Good luck to you.
This answer should not be construed to create any attorney-client relationship. Such a relationship can be formed only through the mutual execution of an attorney-client agreement. The answer given is based on the extremely limited facts provided and the proper course of action might change significantly with the introduction of other facts. All who read this answer should not rely on the answer to govern their conduct. Please seek the advice of competent counsel after disclosing all facts to that attorney. This answer is intended for California residents only. The answering party is only licensed to practice in the State of California.
As you can see from the thorough answers here, the your ability to recover penalties depends on two things, the actual hours worked each day and whether your employer actually prevented or interfered with your ability to take rest of meal breaks. Employees are not required to insure that you take your breaks, only that they provide the opportunity for you to take those breaks and not interfere with this right.
Whether to pursue this action will depend on the amount of potential penalties, whether you are afraid of getting fired, and whether not having this break creates a physical or mental hardship for you. Although it is illegal retaliation for your employer to fire you for complaining our pursuing an action, they may do it anyways. You must decide whether it is worth the risk, because a retaliation lawsuit will take time and there is no guarantee of success out that you will be able to find another job in the meantime.
One option is to wait until you are terminated or quit and then pursue an action. Then you won't have to worry about getting fired. Keep in mind that you can only go back three years from the date of your claim so you couldn't recover for any missed breaks further back than three years. Under unfair competition laws you may be able to go back for years.
I recommend that you consult with an employment lawyer now to confidentially discuss your options. Many of us offer free consultations and you should take advantage. Good luck.
Law Offices of Linh T. Nguyen 916.509.7200
Disclaimer: This reply is not intended to be and does not constitute legal advice or the establishment of an attorney-client relationship.
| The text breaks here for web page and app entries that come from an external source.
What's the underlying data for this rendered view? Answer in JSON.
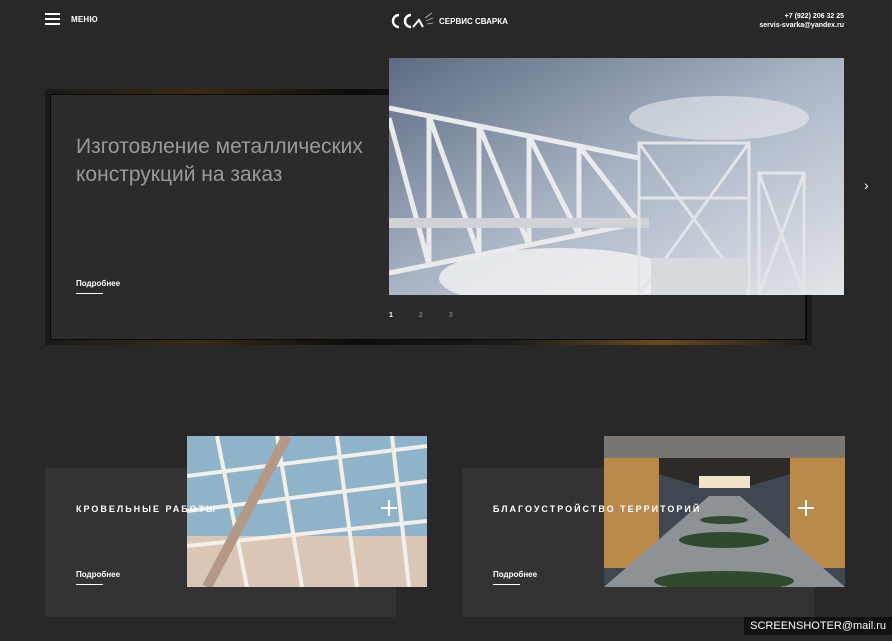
{
  "header": {
    "menu_label": "МЕНЮ",
    "logo_text": "СЕРВИС СВАРКА",
    "phone": "+7 (922) 206 32 25",
    "email": "servis-svarka@yandex.ru"
  },
  "hero": {
    "title": "Изготовление металлических конструкций на заказ",
    "more_label": "Подробнее",
    "slides": [
      "1",
      "2",
      "3"
    ],
    "next_icon": "›"
  },
  "services": [
    {
      "title": "КРОВЕЛЬНЫЕ РАБОТЫ",
      "more_label": "Подробнее"
    },
    {
      "title": "БЛАГОУСТРОЙСТВО ТЕРРИТОРИЙ",
      "more_label": "Подробнее"
    }
  ],
  "watermark": "SCREENSHOTER@mail.ru"
}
I always recommend consulting with an attorney, especially since many attorneys offer free, no-obligation consultations.